In every session, even the one I co-presented, I couldn't help but feel that I am just one of many educators pushing to get better, collaborating to improve.

Attending conferences is new for me. It wasn't until my 10th year that I attended my first session. I don't know why. I just was scared to leave my room. Perhaps I thought too highly of myself. I certainly thought too little of the conferences.

Through these conferences, through these educators, I tasted humble pie--and it tastes pretty good.

Sunday, February 2, 2014

Friends Show Me The Way

In every corner
Including the darkest ones
Friends show me the way

I write this short haiku for my friends today. Up in Northern Michigan, tucked into a beautiful cottage while on short holiday, I reflect on the power of those around me. 

In my worlds--home, educational, AND social--I have an abundance of friends who pick me up at every turn. These friends listen to me, laugh with me. They challenge my thinking and inspire my actions.

Some examples from this past week only:
-Very little excites me more than to know I have been a part of some exceptional young peoples' lives. This past week, I was with a former-student-turned-friend who is heading to Italy for three months. She makes things happen in her life.

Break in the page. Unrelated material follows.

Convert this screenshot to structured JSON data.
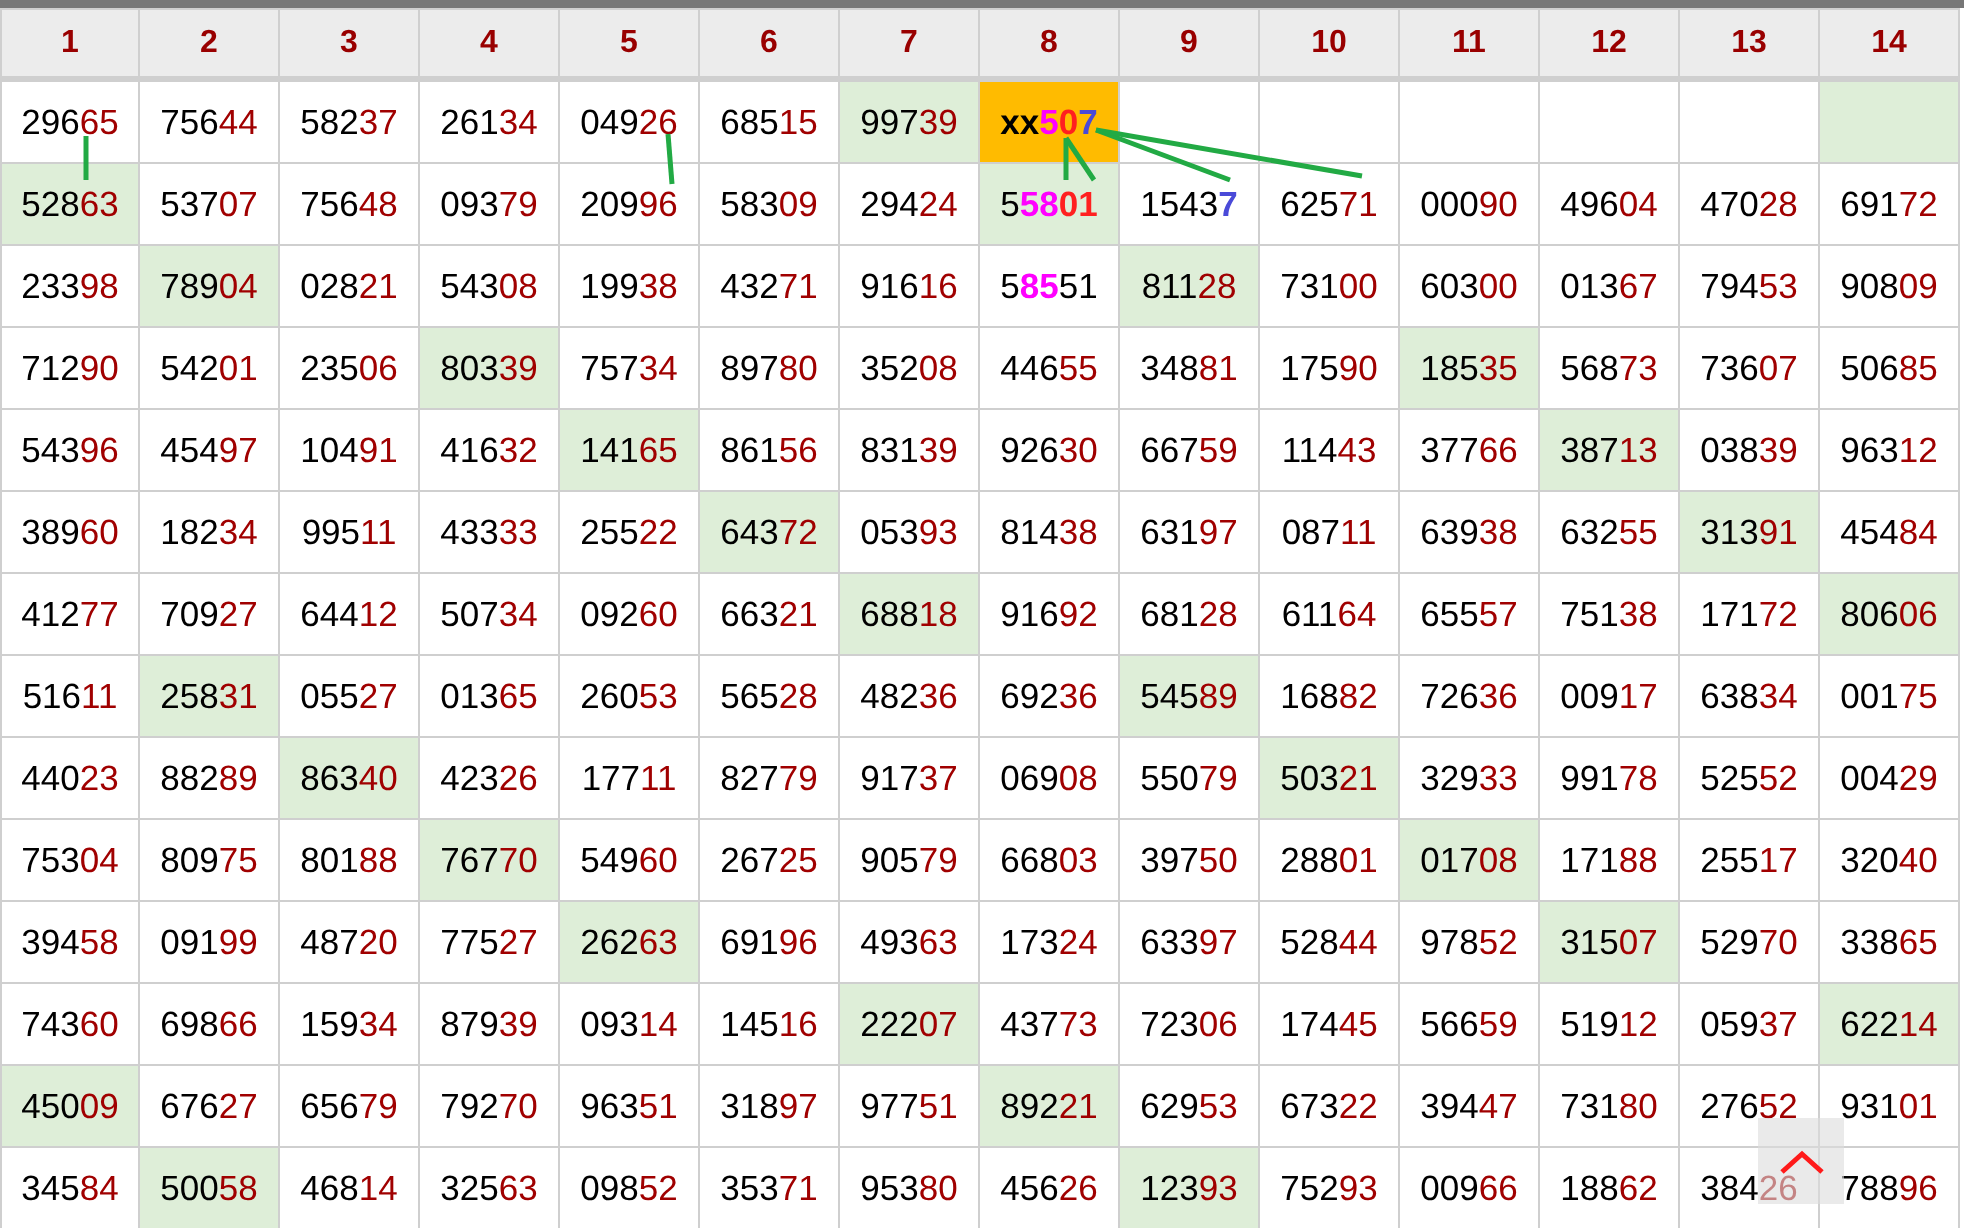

She wows me--and shows me the way.

-I had the privilege of working with some exceptional teachers in my own district this week. I just heard stories of what they're doing in the classroom. Incredible! They show me the way.

-Just this morning, I finished a productive conversation with a Michigan educator, Brad Wilson, who is leading a charge in student engagement. Even through social media, my friends show me the way.

-Here in this cabin, after the kids were asleep last night, my friends and I had a conversation that makes me feel alive. They show me the way in loving others.

-As I start to plan a big summer vacation, I've utilized my Facebook friends who so quickly have offered home-cooked meals, advice on nearby attractions, and even places to stay. From afar, and sometimes even out of direct contact for nearly a decade, my friends have shown me the way to be generous and gracious.

Whether new or old, near or far, face-to-face or digital presence, THANK YOU!

Life is good because of the people in it.